Take a stroll through Little Tokyo and sample the many different varieties of sushi available—inari, maki, kaiten, chirashi. On this guided tour, sushi masters will tell stories that evoke the 130-year history of the neighborhood.
$64 members, $80 non-members. Food and museum admission included. Limited to 12 participants.
Dodgers Exhibition Closing
Dodgers: Brotherhood of the Game closes.
Perseverance Exhibition Closing
Perseverance: Japanese Tattoo Tradition in a Modern World closes.
Discovering Your Japanese American Roots
City Girls: The Nisei Social World in Los Angeles, 1920-1950 by Valerie J. Matsumoto
During the 1920s and ’30s, Nisei girls’ organizations flourished in Los Angeles, then home to the largest Japanese American population. In clubs with names such as the Junior Misses and Tartanettes, girls learned leadership skills and took part in community service; they also enjoyed beach outings and parties. Often sponsored by the YWCA, Buddhist temples, and Christian churches, these groups served as a bulwark again racial discrimination, offering a welcoming space that helped young women navigate between parental expectations and the lure of popular culture.

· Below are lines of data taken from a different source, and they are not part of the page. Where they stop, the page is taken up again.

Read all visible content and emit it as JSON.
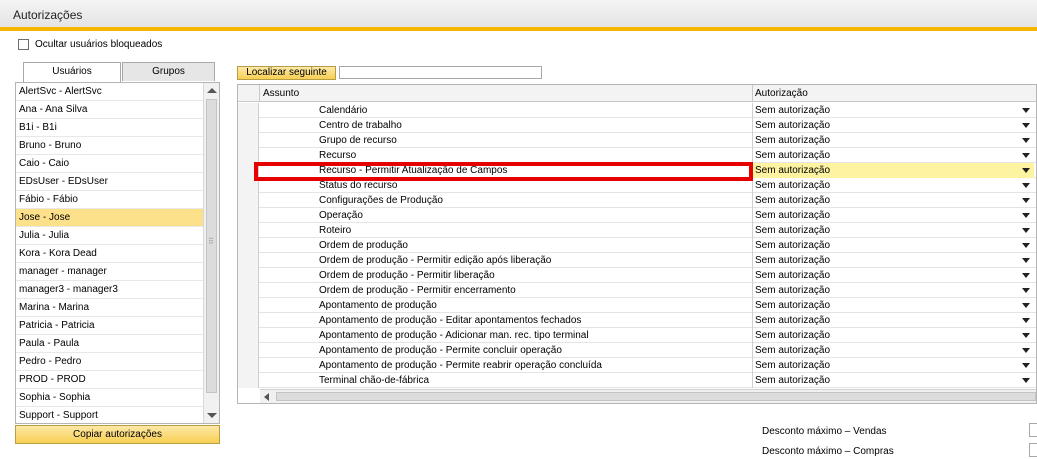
{
  "window": {
    "title": "Autorizações"
  },
  "hide_blocked": {
    "label": "Ocultar usuários bloqueados",
    "checked": false
  },
  "tabs": [
    {
      "label": "Usuários",
      "active": true
    },
    {
      "label": "Grupos",
      "active": false
    }
  ],
  "users": [
    "AlertSvc - AlertSvc",
    "Ana - Ana Silva",
    "B1i - B1i",
    "Bruno - Bruno",
    "Caio - Caio",
    "EDsUser - EDsUser",
    "Fábio - Fábio",
    "Jose - Jose",
    "Julia - Julia",
    "Kora - Kora Dead",
    "manager - manager",
    "manager3 - manager3",
    "Marina - Marina",
    "Patricia - Patricia",
    "Paula - Paula",
    "Pedro - Pedro",
    "PROD - PROD",
    "Sophia - Sophia",
    "Support - Support"
  ],
  "selected_user_index": 7,
  "copy_button": "Copiar autorizações",
  "find": {
    "button": "Localizar seguinte",
    "value": ""
  },
  "grid": {
    "columns": {
      "subject": "Assunto",
      "authorization": "Autorização"
    },
    "rows": [
      {
        "subject": "Calendário",
        "authorization": "Sem autorização"
      },
      {
        "subject": "Centro de trabalho",
        "authorization": "Sem autorização"
      },
      {
        "subject": "Grupo de recurso",
        "authorization": "Sem autorização"
      },
      {
        "subject": "Recurso",
        "authorization": "Sem autorização"
      },
      {
        "subject": "Recurso - Permitir Atualização de Campos",
        "authorization": "Sem autorização",
        "highlighted": true
      },
      {
        "subject": "Status do recurso",
        "authorization": "Sem autorização"
      },
      {
        "subject": "Configurações de Produção",
        "authorization": "Sem autorização"
      },
      {
        "subject": "Operação",
        "authorization": "Sem autorização"
      },
      {
        "subject": "Roteiro",
        "authorization": "Sem autorização"
      },
      {
        "subject": "Ordem de produção",
        "authorization": "Sem autorização"
      },
      {
        "subject": "Ordem de produção - Permitir edição após liberação",
        "authorization": "Sem autorização"
      },
      {
        "subject": "Ordem de produção - Permitir liberação",
        "authorization": "Sem autorização"
      },
      {
        "subject": "Ordem de produção - Permitir encerramento",
        "authorization": "Sem autorização"
      },
      {
        "subject": "Apontamento de produção",
        "authorization": "Sem autorização"
      },
      {
        "subject": "Apontamento de produção - Editar apontamentos fechados",
        "authorization": "Sem autorização"
      },
      {
        "subject": "Apontamento de produção - Adicionar man. rec. tipo terminal",
        "authorization": "Sem autorização"
      },
      {
        "subject": "Apontamento de produção - Permite concluir operação",
        "authorization": "Sem autorização"
      },
      {
        "subject": "Apontamento de produção - Permite reabrir operação concluída",
        "authorization": "Sem autorização"
      },
      {
        "subject": "Terminal chão-de-fábrica",
        "authorization": "Sem autorização"
      }
    ]
  },
  "discounts": {
    "sales": {
      "label": "Desconto máximo – Vendas",
      "value": ""
    },
    "purchases": {
      "label": "Desconto máximo – Compras",
      "value": ""
    }
  },
  "colors": {
    "accent": "#f7b500",
    "selection": "#fde08a",
    "highlight_box": "#e60000"
  }
}
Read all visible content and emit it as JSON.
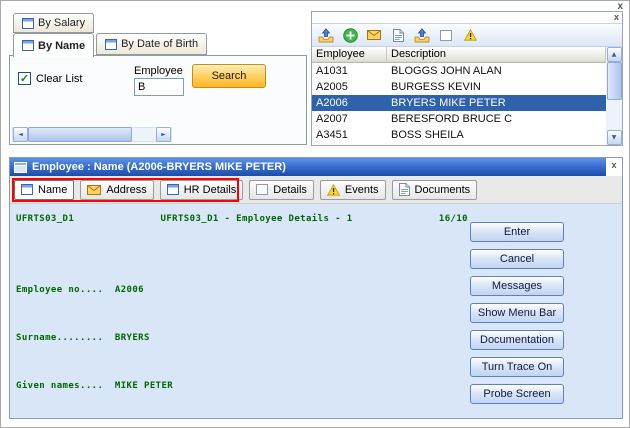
{
  "window": {
    "close_label": "x"
  },
  "icons": {
    "scroll_left": "◄",
    "scroll_right": "►",
    "scroll_up": "▲",
    "scroll_down": "▼"
  },
  "colors": {
    "selection": "#2f62ad",
    "title_bar": "#2a5fc0",
    "annotation": "#ff0000",
    "terminal_text": "#006600",
    "search_button": "#ffc13d"
  },
  "search_panel": {
    "tabs": [
      {
        "label": "By Salary",
        "icon": "form-icon"
      },
      {
        "label": "By Name",
        "icon": "form-icon",
        "selected": true
      },
      {
        "label": "By Date of Birth",
        "icon": "form-icon"
      }
    ],
    "clear_list_label": "Clear List",
    "clear_list_checked": true,
    "employee_label": "Employee",
    "employee_value": "B",
    "search_button_label": "Search"
  },
  "list_panel": {
    "close_label": "x",
    "toolbar_icons": [
      "upload-tray-icon",
      "add-icon",
      "mail-icon",
      "document-icon",
      "upload-tray-icon",
      "blank-window-icon",
      "warning-icon"
    ],
    "columns": [
      "Employee",
      "Description"
    ],
    "rows": [
      {
        "employee": "A1031",
        "description": "BLOGGS JOHN ALAN",
        "selected": false
      },
      {
        "employee": "A2005",
        "description": "BURGESS KEVIN",
        "selected": false
      },
      {
        "employee": "A2006",
        "description": "BRYERS MIKE PETER",
        "selected": true
      },
      {
        "employee": "A2007",
        "description": "BERESFORD BRUCE C",
        "selected": false
      },
      {
        "employee": "A3451",
        "description": "BOSS SHEILA",
        "selected": false
      }
    ]
  },
  "detail_panel": {
    "title": "Employee : Name (A2006-BRYERS MIKE PETER)",
    "close_label": "x",
    "tabs": [
      {
        "label": "Name",
        "icon": "form-icon",
        "selected": true
      },
      {
        "label": "Address",
        "icon": "mail-icon"
      },
      {
        "label": "HR Details",
        "icon": "form-icon"
      },
      {
        "label": "Details",
        "icon": "blank-window-icon"
      },
      {
        "label": "Events",
        "icon": "warning-icon"
      },
      {
        "label": "Documents",
        "icon": "document-icon"
      }
    ],
    "screen": {
      "header_left": "UFRTS03_D1",
      "header_center": "UFRTS03_D1 - Employee Details - 1",
      "header_right": "16/10",
      "lines": [
        "Employee no....  A2006",
        "Surname........  BRYERS",
        "Given names....  MIKE PETER"
      ]
    },
    "buttons": [
      {
        "label": "Enter"
      },
      {
        "label": "Cancel"
      },
      {
        "label": "Messages"
      },
      {
        "label": "Show Menu Bar"
      },
      {
        "label": "Documentation"
      },
      {
        "label": "Turn Trace On"
      },
      {
        "label": "Probe Screen"
      }
    ]
  }
}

City Girls examines the clubs and activities through which urban Nisei daughters claimed modern femininity, an American identity, and public space before and after the war.
Little Tokyo Walking Tour
Mandala Shibori Two-Day Workshop
Saturday–Sunday, September 27–28
11:30 a.m.–4:30 p.m. each day
In this two-day workshop led by Shibori Girl (Glennis Dolce), learn to fold, tie, and dye a mandala design on silk. Bring rubber gloves, sewing pins, and scissors.
$72 members, $90 non-members, plus $40 materials fee due to instructor at the beginning of class (cash only). Museum admission included. Limited to 20 participants.
Origami with Ruthie Kitagawa: Autumn Cards
The Life and Times of Minoru Yasui
Min Yasui was a young Nisei attorney in Oregon during World War II when he violated the military curfew imposed upon all persons of Japanese ancestry in order to bring a test case to court. He lost that case in the U.S. Supreme Court, but nearly 40 years later he reopened it as part of the coram nobis litigation brought by young Sansei attorneys in 1983. Yasui was not only a key player in both of those eras, but also an outspoken, deeply committed activist all his life, working tirelessly for the human and civil rights of all people.
This presentation and panel discussion will include film clips, photographs, and documents illustrating Yasui’s life and times. Featured participants are Yasui’s colleague, attorney Peggy Nagae; his youngest daughter, Holly Yasui; and documentary filmmaker Janice Tanaka, who will serve as moderator.
Co-sponsored by the UCLA Terasaki Center for Japanese Studies.